#### [What the exercise asks]
How many lines in the data below contain the string "Paul"? Answer with the number only.

*** Opening of Data to process ***

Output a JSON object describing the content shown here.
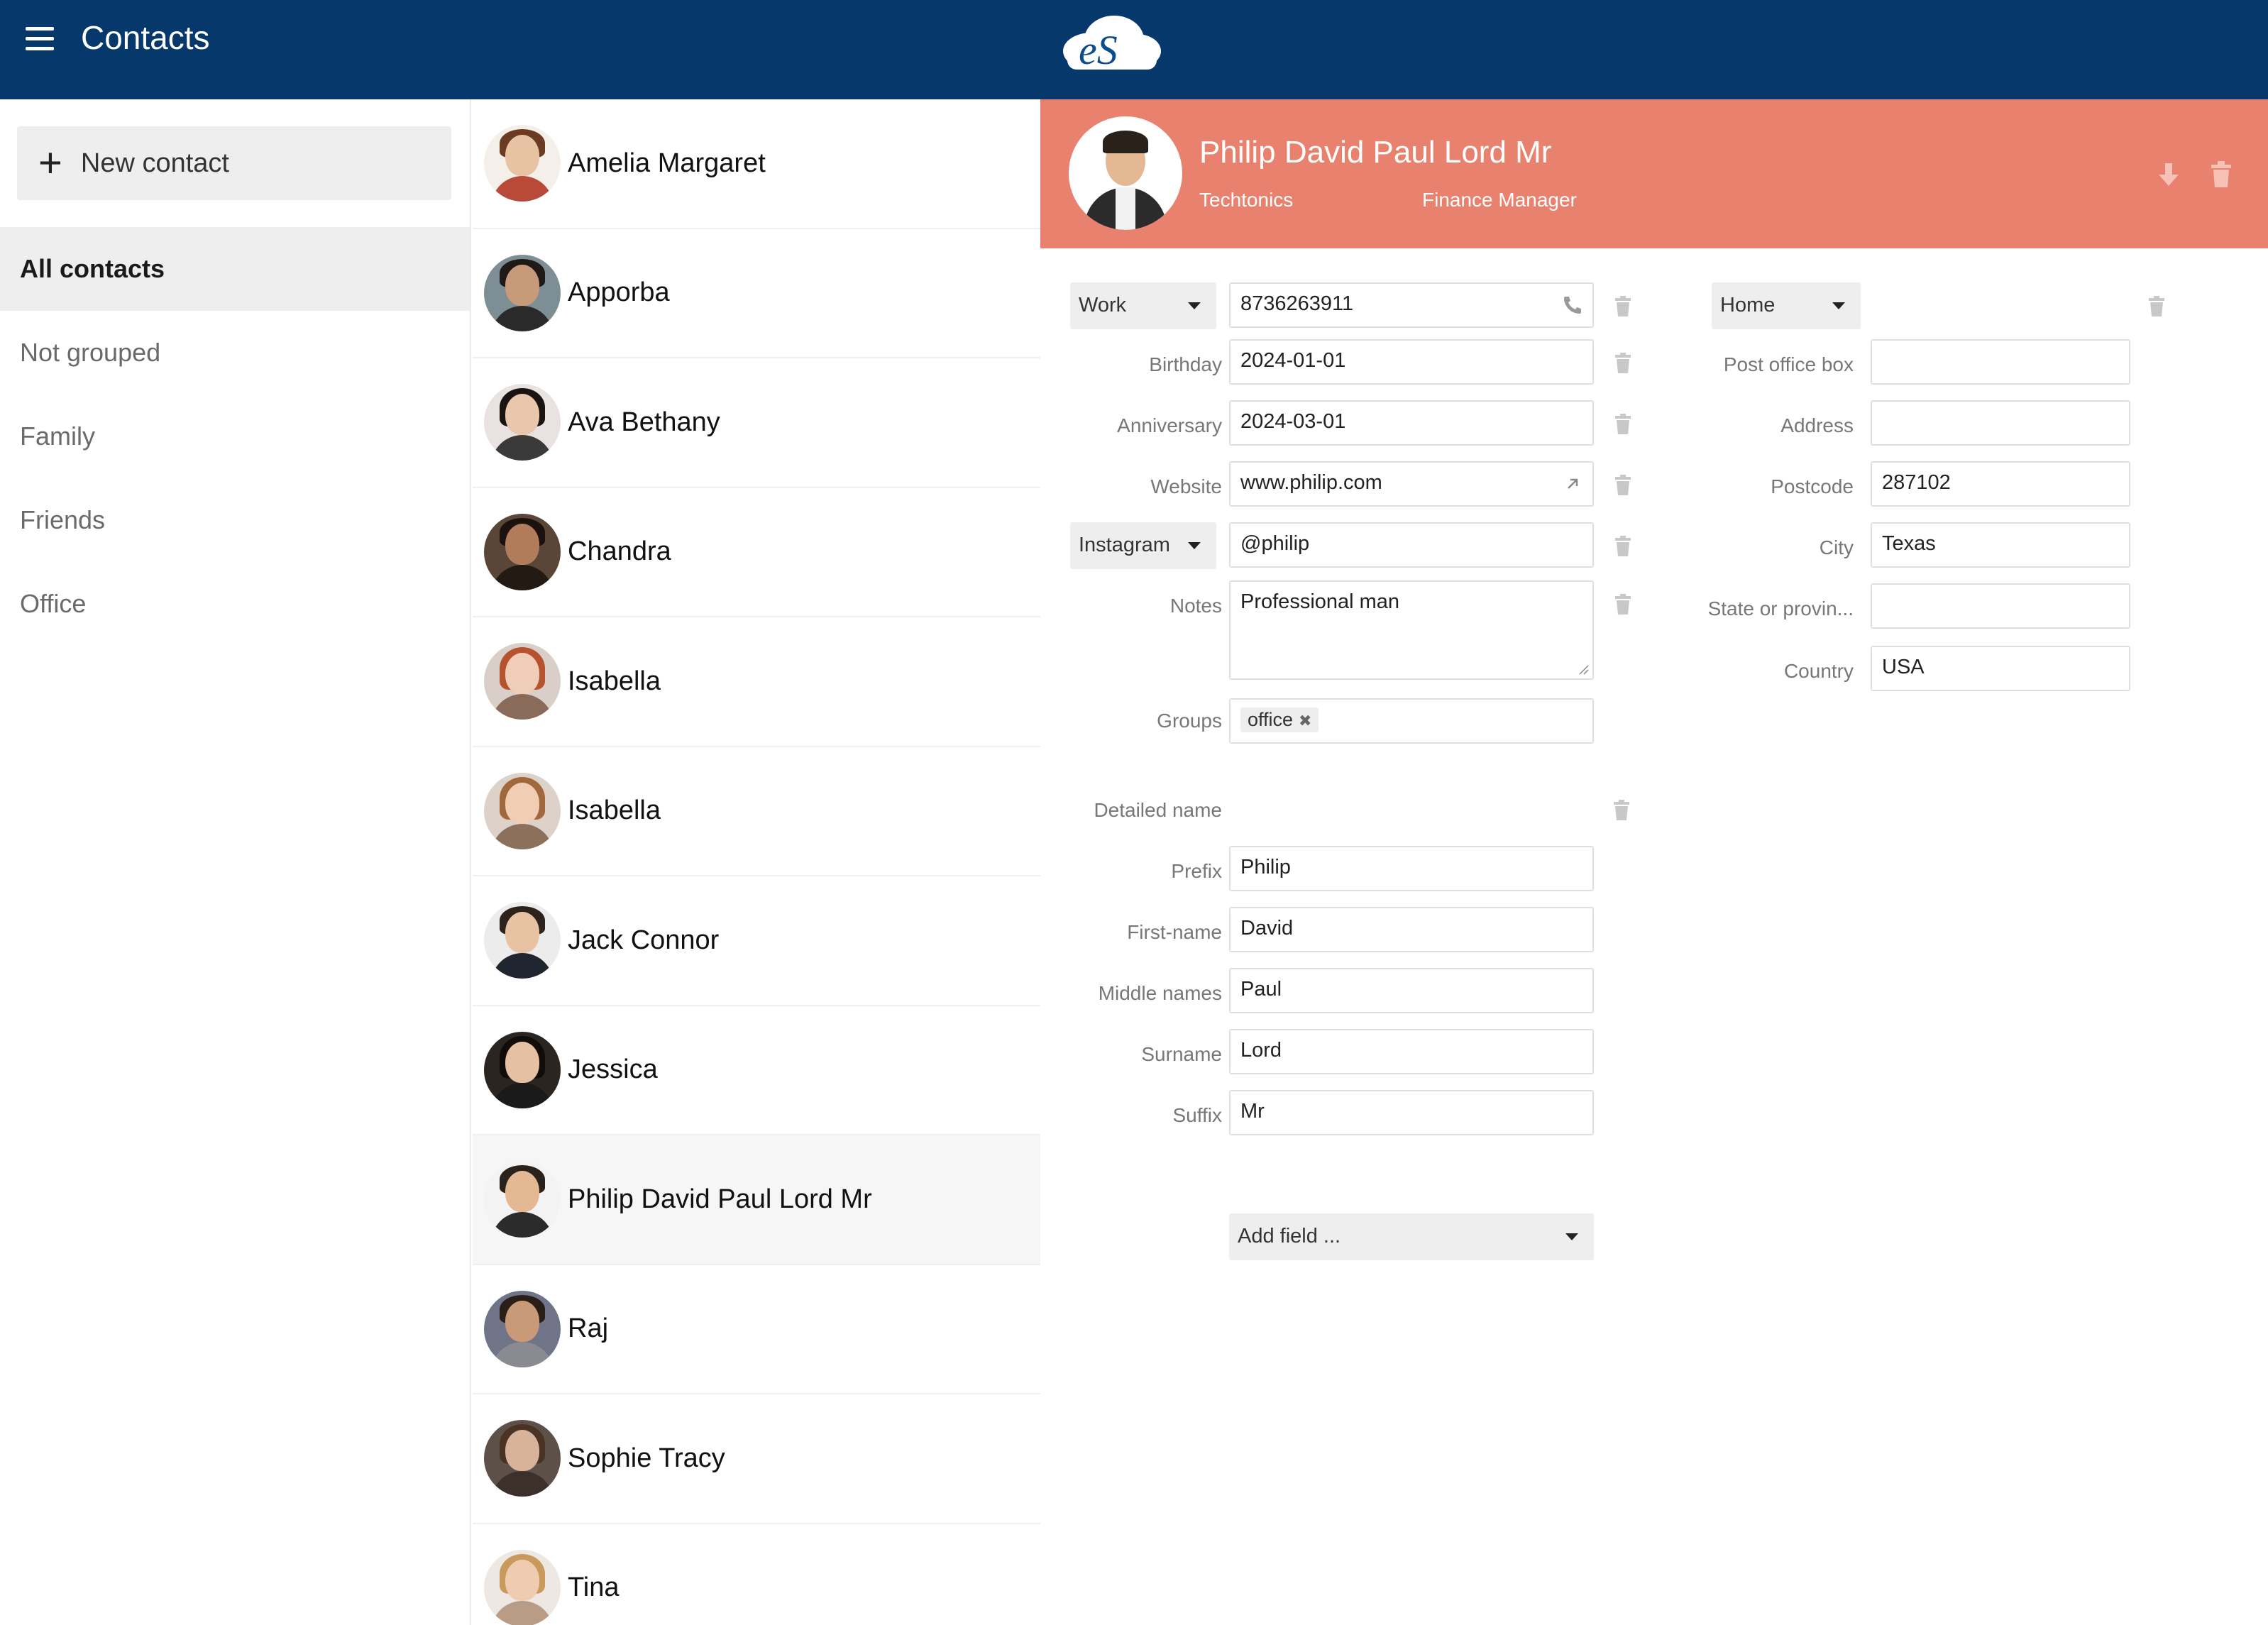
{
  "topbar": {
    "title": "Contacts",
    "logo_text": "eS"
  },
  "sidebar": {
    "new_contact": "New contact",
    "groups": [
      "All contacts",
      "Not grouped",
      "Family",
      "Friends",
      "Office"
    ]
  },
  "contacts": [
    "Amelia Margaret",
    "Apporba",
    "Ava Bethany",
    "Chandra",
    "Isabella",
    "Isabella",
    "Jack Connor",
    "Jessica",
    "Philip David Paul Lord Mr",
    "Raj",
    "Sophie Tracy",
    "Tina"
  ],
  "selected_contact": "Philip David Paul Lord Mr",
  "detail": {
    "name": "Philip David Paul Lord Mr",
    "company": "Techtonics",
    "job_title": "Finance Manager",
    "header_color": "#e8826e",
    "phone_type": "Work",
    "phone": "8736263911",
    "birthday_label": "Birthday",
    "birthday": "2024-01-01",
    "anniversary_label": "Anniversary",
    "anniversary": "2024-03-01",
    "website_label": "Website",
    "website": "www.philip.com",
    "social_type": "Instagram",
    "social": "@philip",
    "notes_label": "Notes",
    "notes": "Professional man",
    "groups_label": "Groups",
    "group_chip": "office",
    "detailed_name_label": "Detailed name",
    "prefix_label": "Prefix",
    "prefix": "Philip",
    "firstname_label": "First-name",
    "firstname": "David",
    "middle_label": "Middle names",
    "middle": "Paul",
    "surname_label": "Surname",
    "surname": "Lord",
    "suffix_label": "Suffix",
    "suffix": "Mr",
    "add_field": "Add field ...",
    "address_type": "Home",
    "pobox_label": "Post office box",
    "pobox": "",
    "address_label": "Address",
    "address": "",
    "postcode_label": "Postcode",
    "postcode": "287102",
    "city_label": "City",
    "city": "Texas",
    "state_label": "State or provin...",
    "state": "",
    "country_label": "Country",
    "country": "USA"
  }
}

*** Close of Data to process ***

#### [Written reply]
4